◆ **Exercise prompt**
Go through the entries below and say how many lines contain the string "payee"; write only that number.

-- Material shown follows --

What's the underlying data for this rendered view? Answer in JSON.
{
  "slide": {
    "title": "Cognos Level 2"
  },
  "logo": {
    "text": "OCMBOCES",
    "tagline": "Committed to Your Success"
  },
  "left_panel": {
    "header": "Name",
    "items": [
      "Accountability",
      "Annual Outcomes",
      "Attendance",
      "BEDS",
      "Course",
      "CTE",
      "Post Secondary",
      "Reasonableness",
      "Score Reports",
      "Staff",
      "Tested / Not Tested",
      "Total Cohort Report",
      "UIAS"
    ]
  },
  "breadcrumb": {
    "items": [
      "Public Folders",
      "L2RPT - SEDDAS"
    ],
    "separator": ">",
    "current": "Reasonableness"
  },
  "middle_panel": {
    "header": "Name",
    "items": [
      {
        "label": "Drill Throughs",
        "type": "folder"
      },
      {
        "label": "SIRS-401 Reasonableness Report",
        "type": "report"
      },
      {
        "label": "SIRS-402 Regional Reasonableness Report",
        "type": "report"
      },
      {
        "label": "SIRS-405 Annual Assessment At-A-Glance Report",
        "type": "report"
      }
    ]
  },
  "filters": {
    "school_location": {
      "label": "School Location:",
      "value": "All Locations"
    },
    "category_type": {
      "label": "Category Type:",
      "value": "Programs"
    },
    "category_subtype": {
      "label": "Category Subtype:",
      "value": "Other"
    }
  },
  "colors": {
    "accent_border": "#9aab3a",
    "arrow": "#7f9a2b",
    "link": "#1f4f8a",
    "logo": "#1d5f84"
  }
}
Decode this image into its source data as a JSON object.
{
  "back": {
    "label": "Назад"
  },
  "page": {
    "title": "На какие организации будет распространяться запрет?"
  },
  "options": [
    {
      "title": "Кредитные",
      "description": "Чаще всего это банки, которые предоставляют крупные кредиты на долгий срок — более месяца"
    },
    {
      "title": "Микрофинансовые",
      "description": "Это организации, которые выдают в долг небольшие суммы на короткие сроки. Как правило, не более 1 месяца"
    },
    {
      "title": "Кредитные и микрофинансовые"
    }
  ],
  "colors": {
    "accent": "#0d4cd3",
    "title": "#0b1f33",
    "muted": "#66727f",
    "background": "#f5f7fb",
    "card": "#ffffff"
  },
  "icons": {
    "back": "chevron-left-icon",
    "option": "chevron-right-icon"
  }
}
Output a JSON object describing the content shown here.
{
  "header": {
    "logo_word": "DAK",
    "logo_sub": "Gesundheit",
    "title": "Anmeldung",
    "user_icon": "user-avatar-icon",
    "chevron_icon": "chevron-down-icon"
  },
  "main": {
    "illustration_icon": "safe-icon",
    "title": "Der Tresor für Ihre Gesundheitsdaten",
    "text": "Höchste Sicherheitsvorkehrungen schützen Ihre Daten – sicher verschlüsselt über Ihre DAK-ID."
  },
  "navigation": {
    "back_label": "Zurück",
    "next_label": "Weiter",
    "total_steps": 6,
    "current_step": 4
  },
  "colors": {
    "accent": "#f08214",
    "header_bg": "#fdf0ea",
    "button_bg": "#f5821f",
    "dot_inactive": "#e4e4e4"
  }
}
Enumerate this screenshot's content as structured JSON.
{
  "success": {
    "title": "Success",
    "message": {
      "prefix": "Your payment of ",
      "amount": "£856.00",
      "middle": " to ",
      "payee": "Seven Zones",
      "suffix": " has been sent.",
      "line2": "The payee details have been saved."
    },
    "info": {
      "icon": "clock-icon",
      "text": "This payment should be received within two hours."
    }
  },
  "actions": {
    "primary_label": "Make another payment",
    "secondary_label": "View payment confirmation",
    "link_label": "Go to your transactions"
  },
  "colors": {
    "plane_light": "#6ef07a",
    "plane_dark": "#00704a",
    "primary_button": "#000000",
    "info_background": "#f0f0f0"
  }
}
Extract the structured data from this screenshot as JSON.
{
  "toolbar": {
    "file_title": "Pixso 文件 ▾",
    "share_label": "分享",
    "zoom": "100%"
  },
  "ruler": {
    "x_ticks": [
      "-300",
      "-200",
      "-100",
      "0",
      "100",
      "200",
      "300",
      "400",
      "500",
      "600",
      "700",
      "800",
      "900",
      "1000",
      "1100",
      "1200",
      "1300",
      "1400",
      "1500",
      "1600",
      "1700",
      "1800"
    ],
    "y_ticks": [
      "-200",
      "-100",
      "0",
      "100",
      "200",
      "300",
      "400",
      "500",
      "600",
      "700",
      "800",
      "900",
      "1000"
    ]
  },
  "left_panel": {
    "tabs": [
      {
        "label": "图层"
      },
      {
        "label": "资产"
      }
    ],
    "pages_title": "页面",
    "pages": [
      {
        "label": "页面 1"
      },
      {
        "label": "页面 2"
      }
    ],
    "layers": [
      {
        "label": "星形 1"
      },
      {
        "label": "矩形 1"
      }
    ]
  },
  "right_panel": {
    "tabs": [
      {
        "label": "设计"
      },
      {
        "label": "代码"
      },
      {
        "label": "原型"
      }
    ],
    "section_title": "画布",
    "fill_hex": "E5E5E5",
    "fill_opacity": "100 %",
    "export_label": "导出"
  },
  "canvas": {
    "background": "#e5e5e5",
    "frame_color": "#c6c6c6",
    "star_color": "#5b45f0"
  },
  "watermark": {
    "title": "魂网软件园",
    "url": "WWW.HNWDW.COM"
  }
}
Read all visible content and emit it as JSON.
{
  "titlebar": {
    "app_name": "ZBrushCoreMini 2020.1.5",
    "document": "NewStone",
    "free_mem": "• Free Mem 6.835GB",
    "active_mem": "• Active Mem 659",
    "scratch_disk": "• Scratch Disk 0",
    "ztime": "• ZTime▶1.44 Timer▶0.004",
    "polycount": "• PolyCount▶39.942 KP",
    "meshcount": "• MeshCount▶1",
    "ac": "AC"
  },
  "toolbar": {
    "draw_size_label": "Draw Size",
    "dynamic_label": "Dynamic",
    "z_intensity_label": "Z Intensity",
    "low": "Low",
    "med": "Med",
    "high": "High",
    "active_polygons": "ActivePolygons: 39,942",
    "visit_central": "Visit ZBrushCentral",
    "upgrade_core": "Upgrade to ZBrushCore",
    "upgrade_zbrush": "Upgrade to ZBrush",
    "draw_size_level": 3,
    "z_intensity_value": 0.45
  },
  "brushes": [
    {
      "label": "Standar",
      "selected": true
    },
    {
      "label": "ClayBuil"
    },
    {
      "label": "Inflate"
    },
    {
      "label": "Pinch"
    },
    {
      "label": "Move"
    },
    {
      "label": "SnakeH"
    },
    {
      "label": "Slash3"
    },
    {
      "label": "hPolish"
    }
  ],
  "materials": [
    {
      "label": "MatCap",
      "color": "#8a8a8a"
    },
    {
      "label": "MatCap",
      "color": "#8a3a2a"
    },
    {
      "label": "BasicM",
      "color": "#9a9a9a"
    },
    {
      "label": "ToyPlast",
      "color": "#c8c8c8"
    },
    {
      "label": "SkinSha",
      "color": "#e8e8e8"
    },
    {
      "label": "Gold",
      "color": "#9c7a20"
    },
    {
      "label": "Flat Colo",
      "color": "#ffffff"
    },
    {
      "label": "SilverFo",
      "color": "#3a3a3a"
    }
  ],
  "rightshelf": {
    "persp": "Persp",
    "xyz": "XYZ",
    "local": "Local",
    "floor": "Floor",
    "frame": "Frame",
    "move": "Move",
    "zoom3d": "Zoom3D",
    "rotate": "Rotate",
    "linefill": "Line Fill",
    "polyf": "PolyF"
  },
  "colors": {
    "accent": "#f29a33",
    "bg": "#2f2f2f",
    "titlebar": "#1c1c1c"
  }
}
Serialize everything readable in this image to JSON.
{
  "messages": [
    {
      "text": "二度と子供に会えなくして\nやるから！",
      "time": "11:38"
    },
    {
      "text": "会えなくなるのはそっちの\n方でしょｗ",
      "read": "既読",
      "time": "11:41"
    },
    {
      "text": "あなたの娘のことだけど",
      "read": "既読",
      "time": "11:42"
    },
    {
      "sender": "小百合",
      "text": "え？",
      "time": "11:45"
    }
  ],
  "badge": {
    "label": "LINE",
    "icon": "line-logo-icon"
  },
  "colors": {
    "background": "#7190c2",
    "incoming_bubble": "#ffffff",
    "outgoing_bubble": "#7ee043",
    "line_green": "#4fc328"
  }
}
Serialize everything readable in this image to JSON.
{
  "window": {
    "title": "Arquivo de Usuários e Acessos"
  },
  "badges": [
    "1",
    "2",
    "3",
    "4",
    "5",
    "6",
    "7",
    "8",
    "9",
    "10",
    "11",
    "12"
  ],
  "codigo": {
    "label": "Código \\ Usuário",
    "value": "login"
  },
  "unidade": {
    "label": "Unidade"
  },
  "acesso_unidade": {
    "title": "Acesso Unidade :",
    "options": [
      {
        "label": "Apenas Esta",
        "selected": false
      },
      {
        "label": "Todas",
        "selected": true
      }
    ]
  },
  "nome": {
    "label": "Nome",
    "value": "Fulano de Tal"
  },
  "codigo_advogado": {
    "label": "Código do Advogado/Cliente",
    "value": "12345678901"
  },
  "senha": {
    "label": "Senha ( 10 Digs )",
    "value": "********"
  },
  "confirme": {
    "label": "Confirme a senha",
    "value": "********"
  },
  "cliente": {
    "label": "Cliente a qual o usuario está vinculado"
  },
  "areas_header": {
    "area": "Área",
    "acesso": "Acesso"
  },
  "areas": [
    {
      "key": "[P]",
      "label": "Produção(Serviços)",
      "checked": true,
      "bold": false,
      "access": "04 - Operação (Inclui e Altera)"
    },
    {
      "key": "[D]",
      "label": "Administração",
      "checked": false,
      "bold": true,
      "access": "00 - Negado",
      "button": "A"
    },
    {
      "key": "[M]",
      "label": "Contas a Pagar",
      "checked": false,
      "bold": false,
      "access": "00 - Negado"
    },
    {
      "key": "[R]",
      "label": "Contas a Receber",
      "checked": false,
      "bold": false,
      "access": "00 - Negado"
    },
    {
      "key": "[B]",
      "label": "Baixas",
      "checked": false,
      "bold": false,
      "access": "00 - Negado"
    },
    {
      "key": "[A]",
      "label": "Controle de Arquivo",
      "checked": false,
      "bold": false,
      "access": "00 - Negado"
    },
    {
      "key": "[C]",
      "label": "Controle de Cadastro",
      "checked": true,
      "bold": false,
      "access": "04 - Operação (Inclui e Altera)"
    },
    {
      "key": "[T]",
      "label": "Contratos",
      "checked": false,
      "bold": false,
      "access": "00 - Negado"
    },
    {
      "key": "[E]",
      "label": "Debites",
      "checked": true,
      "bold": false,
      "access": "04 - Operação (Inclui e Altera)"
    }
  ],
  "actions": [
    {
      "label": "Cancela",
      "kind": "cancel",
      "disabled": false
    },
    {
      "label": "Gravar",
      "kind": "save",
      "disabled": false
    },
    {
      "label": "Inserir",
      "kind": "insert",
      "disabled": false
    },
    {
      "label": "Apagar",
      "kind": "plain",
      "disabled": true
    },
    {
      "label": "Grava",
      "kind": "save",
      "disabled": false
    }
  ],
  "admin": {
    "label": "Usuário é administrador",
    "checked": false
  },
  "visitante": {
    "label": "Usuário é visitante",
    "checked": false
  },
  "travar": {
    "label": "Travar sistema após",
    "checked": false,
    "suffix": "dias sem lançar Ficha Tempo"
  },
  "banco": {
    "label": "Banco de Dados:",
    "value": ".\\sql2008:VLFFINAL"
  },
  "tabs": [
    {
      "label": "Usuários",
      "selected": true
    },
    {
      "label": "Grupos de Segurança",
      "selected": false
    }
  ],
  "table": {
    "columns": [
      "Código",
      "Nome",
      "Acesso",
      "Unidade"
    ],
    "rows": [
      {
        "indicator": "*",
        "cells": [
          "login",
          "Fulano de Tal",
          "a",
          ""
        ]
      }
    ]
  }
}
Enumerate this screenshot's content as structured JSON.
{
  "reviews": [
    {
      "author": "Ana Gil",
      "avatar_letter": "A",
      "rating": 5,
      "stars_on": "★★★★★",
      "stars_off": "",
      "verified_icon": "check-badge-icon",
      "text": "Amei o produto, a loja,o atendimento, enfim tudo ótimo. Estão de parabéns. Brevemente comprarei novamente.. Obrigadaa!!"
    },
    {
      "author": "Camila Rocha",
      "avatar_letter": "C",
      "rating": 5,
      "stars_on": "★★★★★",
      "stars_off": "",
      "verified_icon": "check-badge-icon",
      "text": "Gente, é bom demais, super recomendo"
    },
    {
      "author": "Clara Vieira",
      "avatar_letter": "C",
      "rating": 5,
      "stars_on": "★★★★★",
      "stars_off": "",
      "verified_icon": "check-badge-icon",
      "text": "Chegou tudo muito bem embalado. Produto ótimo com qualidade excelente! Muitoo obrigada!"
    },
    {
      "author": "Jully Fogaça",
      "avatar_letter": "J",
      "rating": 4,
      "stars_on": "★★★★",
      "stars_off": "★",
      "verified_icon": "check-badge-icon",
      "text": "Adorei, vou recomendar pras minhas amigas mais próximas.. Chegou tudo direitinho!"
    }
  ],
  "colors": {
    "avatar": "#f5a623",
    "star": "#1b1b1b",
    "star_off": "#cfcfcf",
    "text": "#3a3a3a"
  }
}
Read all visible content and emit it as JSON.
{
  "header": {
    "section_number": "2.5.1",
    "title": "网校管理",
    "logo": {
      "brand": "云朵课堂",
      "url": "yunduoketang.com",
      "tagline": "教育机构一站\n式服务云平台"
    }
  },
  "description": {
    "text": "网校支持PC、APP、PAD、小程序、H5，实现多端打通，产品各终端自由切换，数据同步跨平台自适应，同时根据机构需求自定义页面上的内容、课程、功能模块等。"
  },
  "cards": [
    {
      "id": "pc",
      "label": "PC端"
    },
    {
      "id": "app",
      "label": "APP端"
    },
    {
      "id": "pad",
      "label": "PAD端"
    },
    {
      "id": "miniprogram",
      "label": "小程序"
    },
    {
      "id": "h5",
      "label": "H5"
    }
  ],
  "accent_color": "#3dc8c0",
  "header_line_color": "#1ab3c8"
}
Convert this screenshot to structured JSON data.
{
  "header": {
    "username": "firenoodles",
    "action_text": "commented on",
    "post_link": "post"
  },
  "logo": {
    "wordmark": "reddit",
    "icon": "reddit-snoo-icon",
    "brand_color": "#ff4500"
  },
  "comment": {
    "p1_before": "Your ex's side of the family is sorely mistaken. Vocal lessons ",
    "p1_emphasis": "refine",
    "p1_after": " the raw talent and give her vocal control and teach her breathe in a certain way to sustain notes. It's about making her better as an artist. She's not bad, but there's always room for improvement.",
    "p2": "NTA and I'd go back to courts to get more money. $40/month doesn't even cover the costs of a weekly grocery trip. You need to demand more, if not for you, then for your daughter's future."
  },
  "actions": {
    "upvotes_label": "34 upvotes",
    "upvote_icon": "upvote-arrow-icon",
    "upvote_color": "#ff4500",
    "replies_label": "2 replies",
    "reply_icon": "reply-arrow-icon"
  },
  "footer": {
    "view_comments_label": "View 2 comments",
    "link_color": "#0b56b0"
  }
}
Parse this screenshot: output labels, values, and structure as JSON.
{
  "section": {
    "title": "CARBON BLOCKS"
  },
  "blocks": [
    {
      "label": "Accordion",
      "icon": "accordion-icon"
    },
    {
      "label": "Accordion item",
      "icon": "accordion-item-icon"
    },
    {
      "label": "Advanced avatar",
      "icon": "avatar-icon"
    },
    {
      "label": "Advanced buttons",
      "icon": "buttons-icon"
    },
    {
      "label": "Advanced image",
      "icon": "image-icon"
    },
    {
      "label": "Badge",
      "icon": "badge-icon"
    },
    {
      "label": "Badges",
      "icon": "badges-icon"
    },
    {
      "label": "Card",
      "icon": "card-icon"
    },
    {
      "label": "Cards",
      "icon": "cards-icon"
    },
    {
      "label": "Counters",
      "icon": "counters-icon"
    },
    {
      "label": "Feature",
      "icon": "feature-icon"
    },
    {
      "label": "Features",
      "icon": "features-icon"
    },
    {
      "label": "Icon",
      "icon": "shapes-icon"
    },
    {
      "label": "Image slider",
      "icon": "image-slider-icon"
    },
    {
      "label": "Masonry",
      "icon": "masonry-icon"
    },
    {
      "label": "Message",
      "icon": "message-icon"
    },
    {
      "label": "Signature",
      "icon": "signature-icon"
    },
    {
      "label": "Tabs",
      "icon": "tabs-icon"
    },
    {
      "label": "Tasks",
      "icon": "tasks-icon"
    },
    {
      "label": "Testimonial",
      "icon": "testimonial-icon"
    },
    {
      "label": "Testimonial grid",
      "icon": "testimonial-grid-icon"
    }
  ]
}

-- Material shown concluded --

◆ **Reply**
2